What to Consider as Current Liabilities and Assets?
Accountants, lenders, and business owners occasionally have different ideas with regards to this matter.
Current assets refer to cash and anything which you can convert into cash in the period of time at issue. For instance, you can sell or liquidate your stock for cash in a relatively easy way, so that is a current asset. Usually, current assets include the following.
- Accounts receivable
- Cash in bank accounts
- Stocked inventory
- Interest payable (in the event you have loaned money to a different business).
- Short-term investments, such as stocks and bonds which your business holds in a different company.
Current liabilities refer to any expenses or loans which you owe in the time period in question. Current liabilities usually include the following.
- Accounts payable
- Short-term business loan payments which are due in the calculation period.
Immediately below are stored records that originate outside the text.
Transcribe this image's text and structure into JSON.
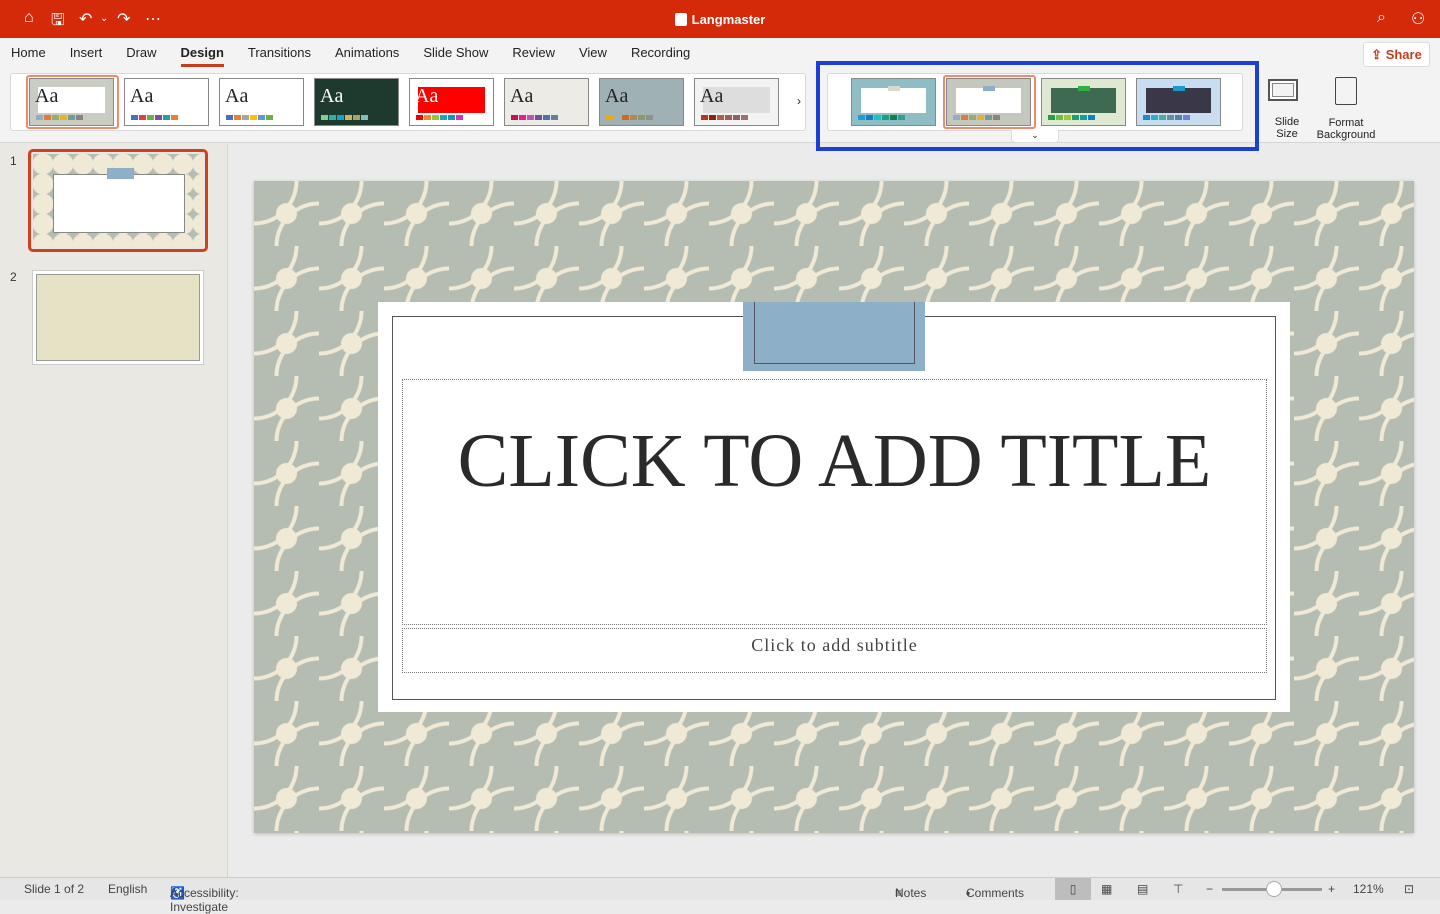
{
  "app": {
    "title": "Langmaster"
  },
  "tabs": [
    "Home",
    "Insert",
    "Draw",
    "Design",
    "Transitions",
    "Animations",
    "Slide Show",
    "Review",
    "View",
    "Recording"
  ],
  "active_tab": "Design",
  "share_label": "Share",
  "themes": [
    {
      "bg": "#c9ccc3",
      "inner": "#fff",
      "aa": "Aa",
      "selected": true,
      "colors": [
        "#8eafc8",
        "#e0793a",
        "#9aa872",
        "#e5b32a",
        "#6f9f8e",
        "#8f7f7f"
      ]
    },
    {
      "bg": "#fff",
      "inner": "#fff",
      "aa": "Aa",
      "colors": [
        "#4472c4",
        "#e04040",
        "#70ad47",
        "#7b4ea3",
        "#1aa3a3",
        "#ed7d31"
      ]
    },
    {
      "bg": "#fff",
      "inner": "#fff",
      "aa": "Aa",
      "colors": [
        "#4472c4",
        "#ed7d31",
        "#a5a5a5",
        "#ffc000",
        "#5b9bd5",
        "#70ad47"
      ]
    },
    {
      "bg": "#1e3a2f",
      "inner": "#1e3a2f",
      "aa": "Aa",
      "light": true,
      "colors": [
        "#7bd389",
        "#2ab3a3",
        "#19a0c4",
        "#c4b85a",
        "#b0a060",
        "#7fc0c0"
      ]
    },
    {
      "bg": "#fff",
      "inner": "#f00",
      "aa": "Aa",
      "light": true,
      "colors": [
        "#e00",
        "#f28c28",
        "#9ac43a",
        "#1aa6b7",
        "#1a8fc4",
        "#c43ac4"
      ]
    },
    {
      "bg": "#ecebe6",
      "inner": "#ecebe6",
      "aa": "Aa",
      "colors": [
        "#c4124a",
        "#e0208a",
        "#c050c0",
        "#7050a0",
        "#5070b0",
        "#6080a0"
      ]
    },
    {
      "bg": "#9fb1b5",
      "inner": "#9fb1b5",
      "aa": "Aa",
      "colors": [
        "#f2a900",
        "#9fb1b5",
        "#d2691e",
        "#b08a50",
        "#8a9a70",
        "#909090"
      ]
    },
    {
      "bg": "#f3f3f3",
      "inner": "#ddd",
      "aa": "Aa",
      "colors": [
        "#b03a1a",
        "#902010",
        "#b06040",
        "#a06050",
        "#906060",
        "#a07070"
      ]
    }
  ],
  "variants": [
    {
      "bg": "#8fbdc4",
      "inner": "#fff",
      "tab": "#d8d8cc",
      "colors": [
        "#1aa0d8",
        "#1a7ac4",
        "#1ac4c4",
        "#1aa080",
        "#108050",
        "#30a090"
      ]
    },
    {
      "bg": "#c4c7be",
      "inner": "#fff",
      "tab": "#8eafc8",
      "selected": true,
      "colors": [
        "#8eafc8",
        "#e0793a",
        "#9aa872",
        "#e5b32a",
        "#6f9f8e",
        "#8f7f7f"
      ]
    },
    {
      "bg": "#dfe8d0",
      "inner": "#3e6a52",
      "tab": "#30b040",
      "colors": [
        "#20a040",
        "#70c040",
        "#a0c830",
        "#20a070",
        "#10a0a0",
        "#1080c0"
      ]
    },
    {
      "bg": "#c8ddf0",
      "inner": "#3a3848",
      "tab": "#1a9ac8",
      "colors": [
        "#1a8ac8",
        "#2ab0c0",
        "#40b0a0",
        "#6090a0",
        "#5080b0",
        "#7080d0"
      ]
    }
  ],
  "tools": {
    "slide_size": "Slide Size",
    "format_background": "Format Background"
  },
  "slides": [
    {
      "num": "1"
    },
    {
      "num": "2"
    }
  ],
  "slide": {
    "title": "CLICK TO ADD TITLE",
    "subtitle": "Click to add subtitle"
  },
  "status": {
    "slide": "Slide 1 of 2",
    "language": "English",
    "accessibility": "Accessibility: Investigate",
    "notes": "Notes",
    "comments": "Comments",
    "zoom": "121%",
    "zoom_level_percent": 121
  },
  "colors": {
    "accent": "#d42a0a",
    "highlight": "#1b3fd0"
  }
}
- Accrued expenses for the period thereof, like loan interest, wages, and taxes.
- The portion of all long-term loans which you need to pay in the period.
Outlining your company’s liabilities and assets and calculating its working capital lets you identify business risks. For example, if your business has plenty of money that is tied up in equipment, real estate, and other long-term assets, then you will face difficulty in paying your invoices when due. Ideally, every small business has to strive for a trade-off between liquid and fixed assets.